> [TASK STATEMENT] Wherever the string "уровня" appears in the entries below, return the line that holds it.

Data excerpts

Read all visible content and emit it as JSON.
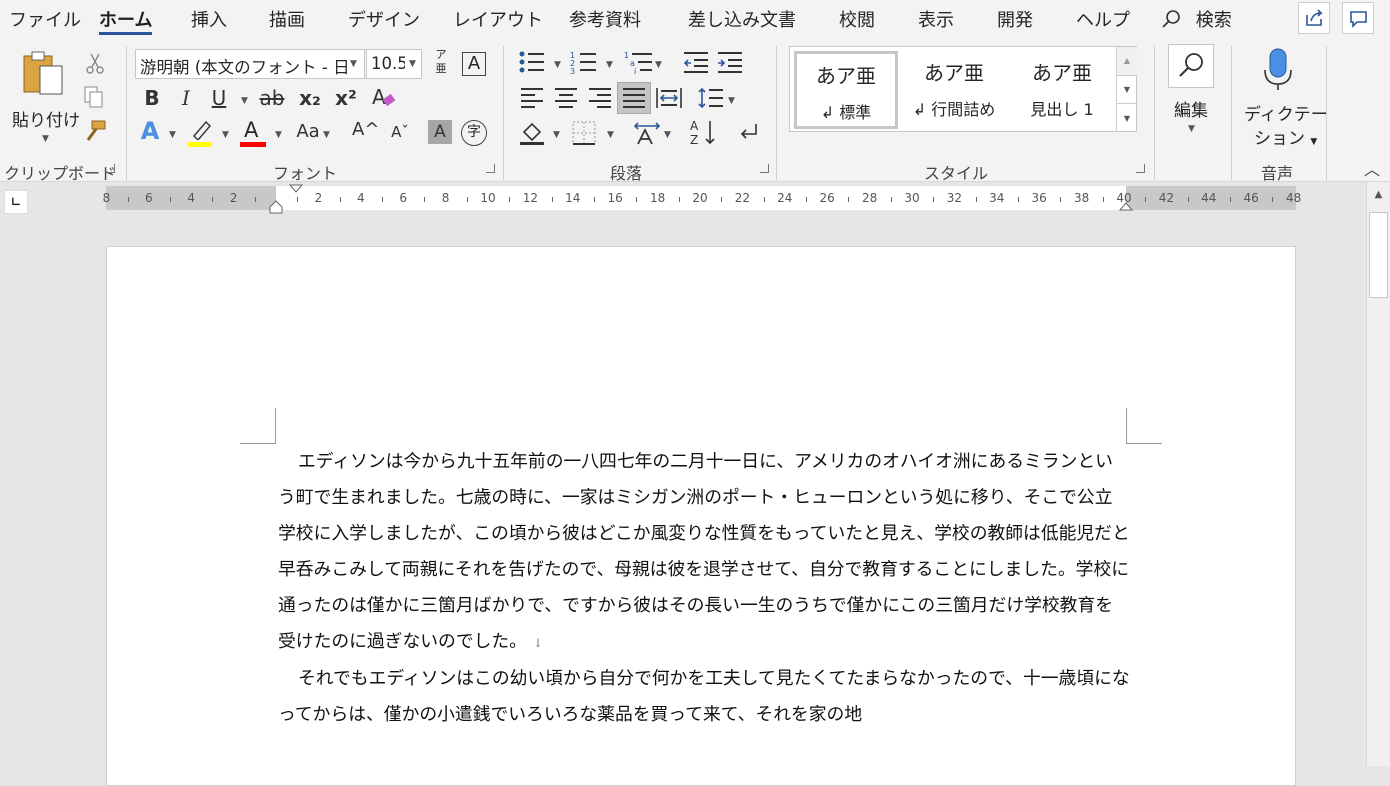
{
  "tabs": [
    "ファイル",
    "ホーム",
    "挿入",
    "描画",
    "デザイン",
    "レイアウト",
    "参考資料",
    "差し込み文書",
    "校閲",
    "表示",
    "開発",
    "ヘルプ"
  ],
  "search_label": "検索",
  "clipboard": {
    "paste_label": "貼り付け",
    "group_label": "クリップボード"
  },
  "font": {
    "font_name": "游明朝 (本文のフォント - 日",
    "font_size": "10.5",
    "group_label": "フォント",
    "phonetic_top": "ア",
    "phonetic_bottom": "亜",
    "bold": "B",
    "italic": "I",
    "underline": "U",
    "strike": "ab",
    "subscript": "x₂",
    "superscript": "x²",
    "text_effect": "A",
    "font_color": "A",
    "char_shading": "A",
    "case": "Aa",
    "grow": "A^",
    "shrink": "Aˇ",
    "enclose": "字"
  },
  "paragraph": {
    "group_label": "段落"
  },
  "styles": {
    "group_label": "スタイル",
    "items": [
      {
        "sample": "あア亜",
        "name": "標準"
      },
      {
        "sample": "あア亜",
        "name": "行間詰め"
      },
      {
        "sample": "あア亜",
        "name": "見出し 1"
      }
    ]
  },
  "editing": {
    "label": "編集"
  },
  "voice": {
    "label_line1": "ディクテー",
    "label_line2": "ション",
    "group_label": "音声"
  },
  "ruler": {
    "left_numbers": [
      "8",
      "6",
      "4",
      "2"
    ],
    "right_numbers": [
      "2",
      "4",
      "6",
      "8",
      "10",
      "12",
      "14",
      "16",
      "18",
      "20",
      "22",
      "24",
      "26",
      "28",
      "30",
      "32",
      "34",
      "36",
      "38",
      "40",
      "42",
      "44",
      "46",
      "48"
    ]
  },
  "document": {
    "paragraphs": [
      "エディソンは今から九十五年前の一八四七年の二月十一日に、アメリカのオハイオ洲にあるミランという町で生まれました。七歳の時に、一家はミシガン洲のポート・ヒューロンという処に移り、そこで公立学校に入学しましたが、この頃から彼はどこか風変りな性質をもっていたと見え、学校の教師は低能児だと早呑みこみして両親にそれを告げたので、母親は彼を退学させて、自分で教育することにしました。学校に通ったのは僅かに三箇月ばかりで、ですから彼はその長い一生のうちで僅かにこの三箇月だけ学校教育を受けたのに過ぎないのでした。",
      "それでもエディソンはこの幼い頃から自分で何かを工夫して見たくてたまらなかったので、十一歳頃になってからは、僅かの小遣銭でいろいろな薬品を買って来て、それを家の地"
    ],
    "paragraph_mark": "↓"
  },
  "colors": {
    "accent": "#2b579a",
    "highlight": "#ffff00",
    "font_color": "#ff0000",
    "ribbon_bg": "#f3f3f3"
  }
}
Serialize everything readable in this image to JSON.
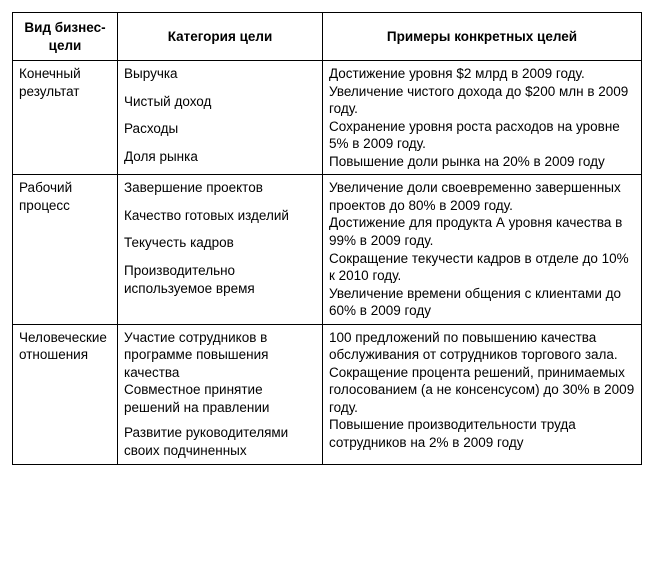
{
  "chart_data": {
    "type": "table",
    "headers": [
      "Вид бизнес-цели",
      "Категория цели",
      "Примеры конкретных целей"
    ],
    "rows": [
      {
        "type": "Конечный результат",
        "categories": [
          "Выручка",
          "Чистый доход",
          "Расходы",
          "Доля рынка"
        ],
        "examples": [
          "Достижение уровня $2 млрд в 2009 году.",
          "Увеличение чистого дохода до $200 млн в 2009 году.",
          "Сохранение уровня роста расходов на уровне 5% в 2009 году.",
          "Повышение доли рынка на 20% в 2009 году"
        ]
      },
      {
        "type": "Рабочий процесс",
        "categories": [
          "Завершение проектов",
          "Качество готовых изделий",
          "Текучесть кадров",
          "Производительно используемое время"
        ],
        "examples": [
          "Увеличение доли своевременно завершенных проектов до 80% в 2009 году.",
          "Достижение для продукта А уровня качества в 99% в 2009 году.",
          "Сокращение текучести кадров в отделе до 10% к 2010 году.",
          "Увеличение времени общения с клиентами до 60% в 2009 году"
        ]
      },
      {
        "type": "Человеческие отношения",
        "categories": [
          "Участие сотрудников в программе повышения качества",
          "Совместное принятие решений на правлении",
          "Развитие руководителями своих подчиненных"
        ],
        "examples": [
          "100 предложений по повышению качества обслуживания от сотрудников торгового зала.",
          "Сокращение процента решений, принимаемых голосованием (а не консенсусом) до 30% в 2009 году.",
          "Повышение производительности труда сотрудников на 2% в 2009 году"
        ]
      }
    ]
  },
  "headers": {
    "h0": "Вид бизнес-цели",
    "h1": "Категория цели",
    "h2": "Примеры конкретных целей"
  },
  "row0": {
    "type": "Конечный результат",
    "cat0": "Выручка",
    "cat1": "Чистый доход",
    "cat2": "Расходы",
    "cat3": "Доля рынка",
    "ex0": "Достижение уровня $2 млрд в 2009 году.",
    "ex1": "Увеличение чистого дохода до $200 млн в 2009 году.",
    "ex2": "Сохранение уровня роста расходов на уровне 5% в 2009 году.",
    "ex3": "Повышение доли рынка на 20% в 2009 году"
  },
  "row1": {
    "type": "Рабочий процесс",
    "cat0": "Завершение проектов",
    "cat1": "Качество готовых изделий",
    "cat2": "Текучесть кадров",
    "cat3": "Производительно используемое время",
    "ex0": "Увеличение доли своевременно завершенных проектов до 80% в 2009 году.",
    "ex1": "Достижение для продукта А уровня качества в 99% в 2009 году.",
    "ex2": "Сокращение текучести кадров в отделе до 10% к 2010 году.",
    "ex3": "Увеличение времени общения с клиентами до 60% в 2009 году"
  },
  "row2": {
    "type": "Человеческие отношения",
    "cat0": "Участие сотрудников в программе повышения качества",
    "cat1": "Совместное принятие решений на правлении",
    "cat2": "Развитие руководителями своих подчиненных",
    "ex0": "100 предложений по повышению качества обслуживания от сотрудников торгового зала.",
    "ex1": "Сокращение процента решений, принимаемых голосованием (а не консенсусом) до 30% в 2009 году.",
    "ex2": "Повышение производительности труда сотрудников на 2% в 2009 году"
  }
}
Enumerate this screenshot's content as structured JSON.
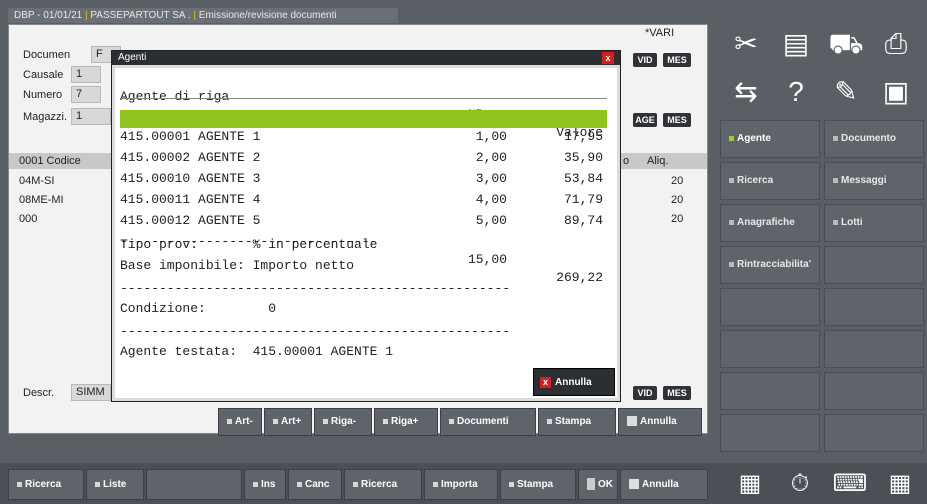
{
  "window": {
    "title_parts": [
      "DBP - 01/01/21",
      "PASSEPARTOUT SA .",
      "Emissione/revisione documenti"
    ]
  },
  "form": {
    "vari_label": "*VARI",
    "documento": {
      "label": "Documen",
      "value": "F"
    },
    "causale": {
      "label": "Causale",
      "value": "1"
    },
    "numero": {
      "label": "Numero",
      "value": "7"
    },
    "magazzino": {
      "label": "Magazzi.",
      "value": "1"
    },
    "tags": {
      "vid": "VID",
      "mes": "MES",
      "age": "AGE"
    },
    "grid": {
      "header_left": "0001  Codice",
      "header_mid": "o",
      "header_right": "Aliq.",
      "rows": [
        {
          "code": "04M-SI",
          "aliq": "20"
        },
        {
          "code": "08ME-MI",
          "aliq": "20"
        },
        {
          "code": "000",
          "aliq": "20"
        }
      ]
    },
    "descr": {
      "label": "Descr.",
      "value": "SIMM"
    }
  },
  "dialog": {
    "title": "Agenti",
    "close": "x",
    "header": {
      "agente": "Agente di riga",
      "prov": "%Prov",
      "valore": "Valore"
    },
    "rows": [
      {
        "agente": "415.00001 AGENTE 1",
        "prov": "1,00",
        "valore": "17,95"
      },
      {
        "agente": "415.00002 AGENTE 2",
        "prov": "2,00",
        "valore": "35,90"
      },
      {
        "agente": "415.00010 AGENTE 3",
        "prov": "3,00",
        "valore": "53,84"
      },
      {
        "agente": "415.00011 AGENTE 4",
        "prov": "4,00",
        "valore": "71,79"
      },
      {
        "agente": "415.00012 AGENTE 5",
        "prov": "5,00",
        "valore": "89,74"
      }
    ],
    "totals": {
      "dashes": "---------------------------------",
      "prov": "15,00",
      "valore": "269,22"
    },
    "tipo_prov": "Tipo prov:       % in percentuale",
    "base_imponibile": "Base imponibile: Importo netto",
    "sep_line": "--------------------------------------------------",
    "condizione": "Condizione:        0",
    "agente_testata": "Agente testata:  415.00001 AGENTE 1",
    "annulla": "Annulla"
  },
  "mid_buttons": [
    "Art-",
    "Art+",
    "Riga-",
    "Riga+",
    "Documenti",
    "Stampa",
    "Annulla"
  ],
  "bottom_buttons": [
    "Ricerca",
    "Liste",
    "Ins",
    "Canc",
    "Ricerca",
    "Importa",
    "Stampa",
    "OK",
    "Annulla"
  ],
  "right_panel": {
    "buttons": [
      [
        "Agente",
        "Documento"
      ],
      [
        "Ricerca",
        "Messaggi"
      ],
      [
        "Anagrafiche",
        "Lotti"
      ],
      [
        "Rintracciabilita'",
        ""
      ]
    ],
    "top_icons": [
      "scissors-icon",
      "paste-icon",
      "truck-icon",
      "printer-icon",
      "move-icon",
      "help-icon",
      "edit-icon",
      "box-icon"
    ],
    "bottom_icons": [
      "calculator-icon",
      "stopwatch-icon",
      "keyboard-icon",
      "grid-icon"
    ]
  }
}
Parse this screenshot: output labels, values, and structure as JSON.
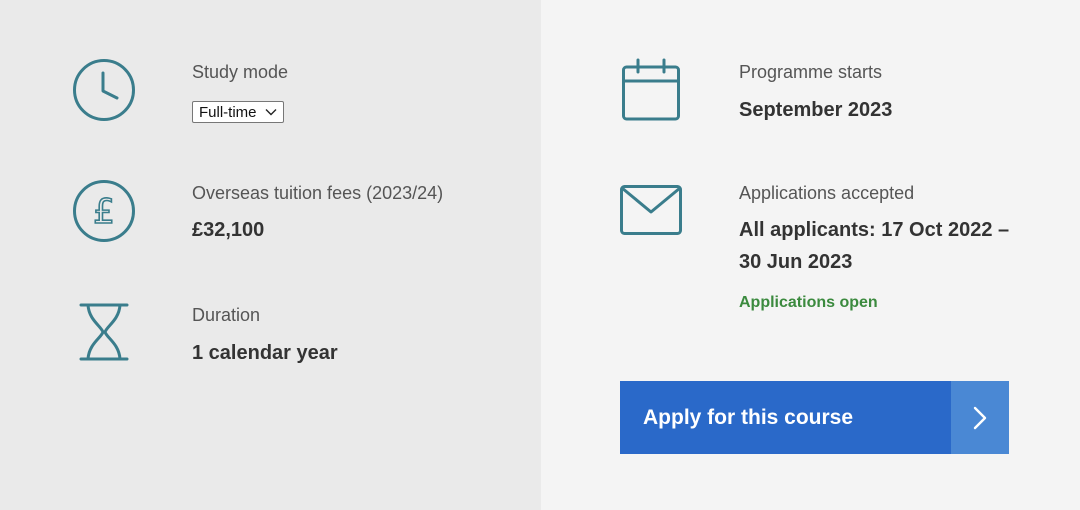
{
  "study_mode": {
    "label": "Study mode",
    "selected": "Full-time",
    "icon": "clock-icon"
  },
  "fees": {
    "label": "Overseas tuition fees (2023/24)",
    "value": "£32,100",
    "icon": "pound-icon"
  },
  "duration": {
    "label": "Duration",
    "value": "1 calendar year",
    "icon": "hourglass-icon"
  },
  "programme_start": {
    "label": "Programme starts",
    "value": "September 2023",
    "icon": "calendar-icon"
  },
  "applications": {
    "label": "Applications accepted",
    "value_line1": "All applicants: 17 Oct 2022 –",
    "value_line2": "30 Jun 2023",
    "status": "Applications open",
    "icon": "envelope-icon"
  },
  "apply_button": {
    "label": "Apply for this course",
    "icon": "chevron-right-icon"
  },
  "colors": {
    "icon_teal": "#3a7d8c",
    "button_blue": "#2a69c9",
    "button_arrow_blue": "#4a88d4",
    "status_green": "#3b8a3e",
    "left_bg": "#eaeaea",
    "right_bg": "#f4f4f4"
  }
}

> [RESULT BELOW]
          "Достижение уровня $2 млрд в 2009 году.",
          "Сохранение уровня роста расходов на уровне 5% в 2009 году.",
          "Достижение для продукта А уровня качества в 99% в 2009 году.",
    "ex0": "Достижение уровня $2 млрд в 2009 году.",
    "ex2": "Сохранение уровня роста расходов на уровне 5% в 2009 году.",
    "ex1": "Достижение для продукта А уровня качества в 99% в 2009 году.",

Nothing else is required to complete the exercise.